Last week, Jenna Rosher's nonfiction feature directorial début, Junior, took the Audience Award at the Sheffield Doc / Fest, its international premiere. (It also won Best Feature Doc at this year's Woodstock Film Festival in New York last month, following its world premiere at SILVERDOCS.)
Junior profiles the complex and intertwined relationship of 75-year-old Eddie Belasco and his 98-year-old mother, Josephine. Despite three failed marriages, and three lovely daughters, the alpha woman in "Junior's" life has always been "Ma," and Rosher deftly stitches together crackling and vibrant direct cinema scenes between the two of them, sweet archival family footage, and luminous glimpses of the larger world of the city of San Francisco where they reside, to create a nuanced and deeply moving look at this most primal of human connections. (Pictured, Eddie standing proudly by Josephine's side as she receives her high-school diploma.)
If at first Junior appears to be some Grand Guignol-style Punch and Judy show with Junior and Ma barking at one another and sniping and fussing about, it soon turns into a story of two people connected by a decades-long bond helping one another find his or her way through illness, debility, and critical life (and death) decisions. We watch as Eddie turns from a screaming goomba with a cutting tongue into a vulnerable and frightened man who is losing his sight, and a lost little boy who is about to lose his precious mother. Josephine, like most people who make it to 98 years of age, is her own woman, taking shit from no one and living life on her own terms. And she deals with her own mortality in much the same way. Once Eddie expresses to her that he will be okay without her, she embarks on her own journey to meet her maker with him by her side. Rosher's camera lingers patiently and persistently as they gently and lovingly say goodbye after sharing a lifetime together. Really beautiful stuff.

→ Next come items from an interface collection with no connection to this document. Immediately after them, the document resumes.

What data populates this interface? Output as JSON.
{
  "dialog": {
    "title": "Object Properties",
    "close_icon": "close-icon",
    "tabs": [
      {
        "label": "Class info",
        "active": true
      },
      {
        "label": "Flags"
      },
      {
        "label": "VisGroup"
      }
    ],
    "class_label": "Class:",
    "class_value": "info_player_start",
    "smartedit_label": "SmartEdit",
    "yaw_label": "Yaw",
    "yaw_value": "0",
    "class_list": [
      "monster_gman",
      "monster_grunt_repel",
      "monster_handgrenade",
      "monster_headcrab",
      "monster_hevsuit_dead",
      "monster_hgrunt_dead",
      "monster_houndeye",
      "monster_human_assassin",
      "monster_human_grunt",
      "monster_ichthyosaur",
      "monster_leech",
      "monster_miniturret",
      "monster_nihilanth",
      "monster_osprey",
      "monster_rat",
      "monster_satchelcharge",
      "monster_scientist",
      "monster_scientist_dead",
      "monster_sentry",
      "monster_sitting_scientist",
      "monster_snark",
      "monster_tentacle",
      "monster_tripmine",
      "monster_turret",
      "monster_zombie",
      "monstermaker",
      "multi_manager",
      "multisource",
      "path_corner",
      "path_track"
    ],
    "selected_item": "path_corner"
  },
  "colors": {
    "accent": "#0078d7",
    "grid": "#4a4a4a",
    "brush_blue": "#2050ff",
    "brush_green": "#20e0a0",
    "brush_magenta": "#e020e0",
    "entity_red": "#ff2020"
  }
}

Belasco was Rosher's mother's first husband and she first met Eddie when she was nine years old. At that time, he was a sharp-suited showman, promoting the all-girl topless rock band, the Ladybirds, and raising havoc in Vegas with his polyester-suited, cigar-chomping cronies. Twenty years later, Rosher finds him in the last couple of seasons of heading up a musical theater for children in San Francisco, aging quickly, going blind from complications caused by a woefully lax healthcare regime for his diabetes (he still drinks like a fish and doesn't eat right), but still full of piss and vinegar, viscerally angry at his own degenerating face and body, and looking into the maw of a potentially very lonely dotage. Instead of a mother bringing him a piping-hot plate of freshly-cooked pasta and paper-thin veal cutlets, he's got a very pissed-off daughter shoving a candy bar into his mouth when he goes into diabetic shock during a rehearsal after a night of drinking.
Rosher, a long-time producer and cinematographer (Jesus Camp), has a keen eye for the telling detail and is adept at creating an intimacy with her subjects that provides a level of insight and understanding that makes this piece resonant and rich. Her shooting mixed with Mark Binder's nuanced and layered sound design and Mark Wike's fantastic score, along with deft editing by Johnnie Spence, makes for a delightful, memorable and heartwarming story of a son's undying love for his mother.
Another prize-winner at Sheffield tells a story of yet another mother/son bond that just won't quit, even though from the beginning of the piece, the mother, Jolana Remová (the filmmaker's grandmother) expresses a bit of concern that at the age of 40-something, her son, Lubomír, still shows no signs of joining the real world, let alone considering doing anything remotely normal for a man his age like making a living or looking for a wife. Miro Remo's 24-minute Arsy-Versy is an exceptionally accomplished (and hilarious) piece of work and walked away with the Wallflower Press Student Doc Award at Sheffield (among a very strong group of films.) It also recently garnered a Special Jury Prize at Jihlava in Czech Republic this past month.
Remo is a student in the Film and Television program at the Academy of Music and Dramatic Arts in Bratislava, Slovakia and for this film he profiles a man who has decided to forgo the day-to-day world of meaningless work and robo-people that he finds so full of hypocrisy and banality, and decides to live in nature's world, flying away to a land "where only butterflies live." What's so brilliant about Remo's style is that he also invites himself and his crew into Lubos' world and, together, they cinematically create this alternate universe with its upside-down point of view for the rest of us. You can see a bit of it here.
Being the mother of an anarchist, no matter how mild and goofy, can be a trial, but Jolana perseveres in her hope that one day Lubos will normalize somehow and join the rest of us in our robo-world. But it's not very likely, and she's more or less okay with that.
I'll have more from Sheffield's great program in later posts.